* _WHAT THE TASK ASKS_: Retype the entries exactly, but skip the pictures.

(Dataset rows describing interfaces)
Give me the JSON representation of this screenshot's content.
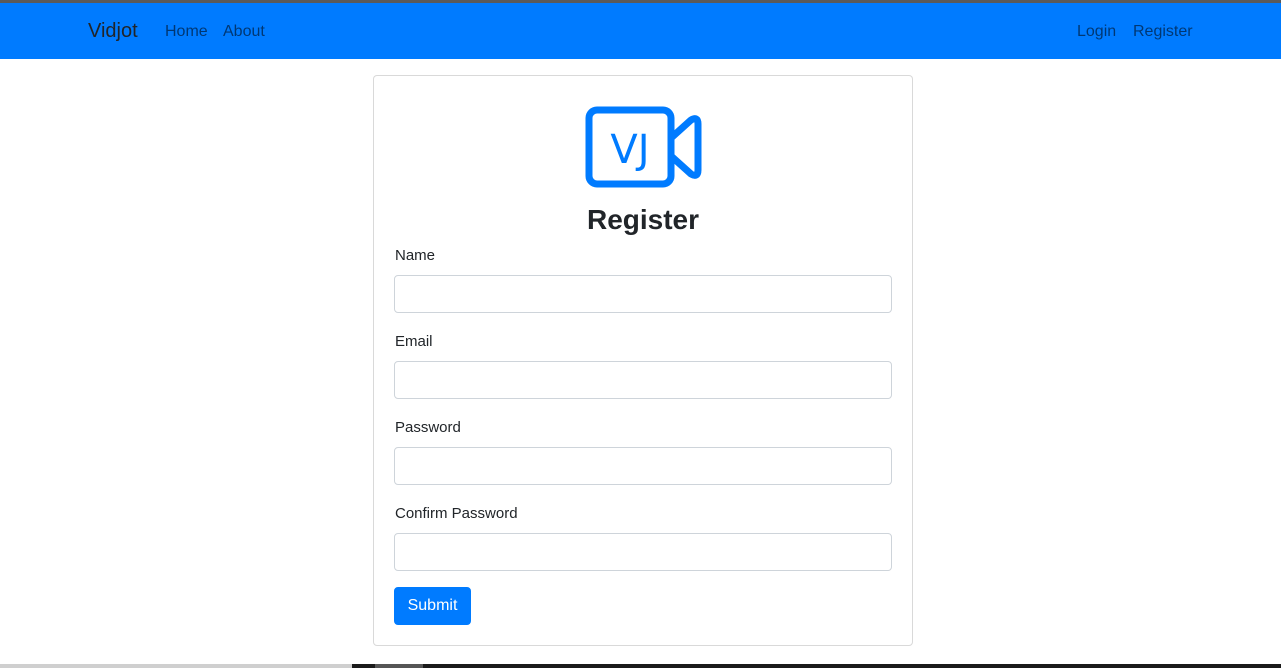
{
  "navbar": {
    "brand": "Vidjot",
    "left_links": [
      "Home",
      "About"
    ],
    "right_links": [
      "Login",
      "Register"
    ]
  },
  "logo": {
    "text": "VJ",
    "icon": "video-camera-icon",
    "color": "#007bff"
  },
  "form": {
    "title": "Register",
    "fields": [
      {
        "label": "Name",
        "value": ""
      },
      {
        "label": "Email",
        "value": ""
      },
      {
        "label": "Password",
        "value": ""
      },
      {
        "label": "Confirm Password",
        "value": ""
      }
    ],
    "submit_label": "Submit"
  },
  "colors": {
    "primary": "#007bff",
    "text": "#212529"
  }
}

* _EXERCISE RESULT_:
Give me the JSON representation of this screenshot's content.
{
  "navbar": {
    "brand": "Vidjot",
    "left_links": [
      "Home",
      "About"
    ],
    "right_links": [
      "Login",
      "Register"
    ]
  },
  "logo": {
    "text": "VJ",
    "icon": "video-camera-icon",
    "color": "#007bff"
  },
  "form": {
    "title": "Register",
    "fields": [
      {
        "label": "Name",
        "value": ""
      },
      {
        "label": "Email",
        "value": ""
      },
      {
        "label": "Password",
        "value": ""
      },
      {
        "label": "Confirm Password",
        "value": ""
      }
    ],
    "submit_label": "Submit"
  },
  "colors": {
    "primary": "#007bff",
    "text": "#212529"
  }
}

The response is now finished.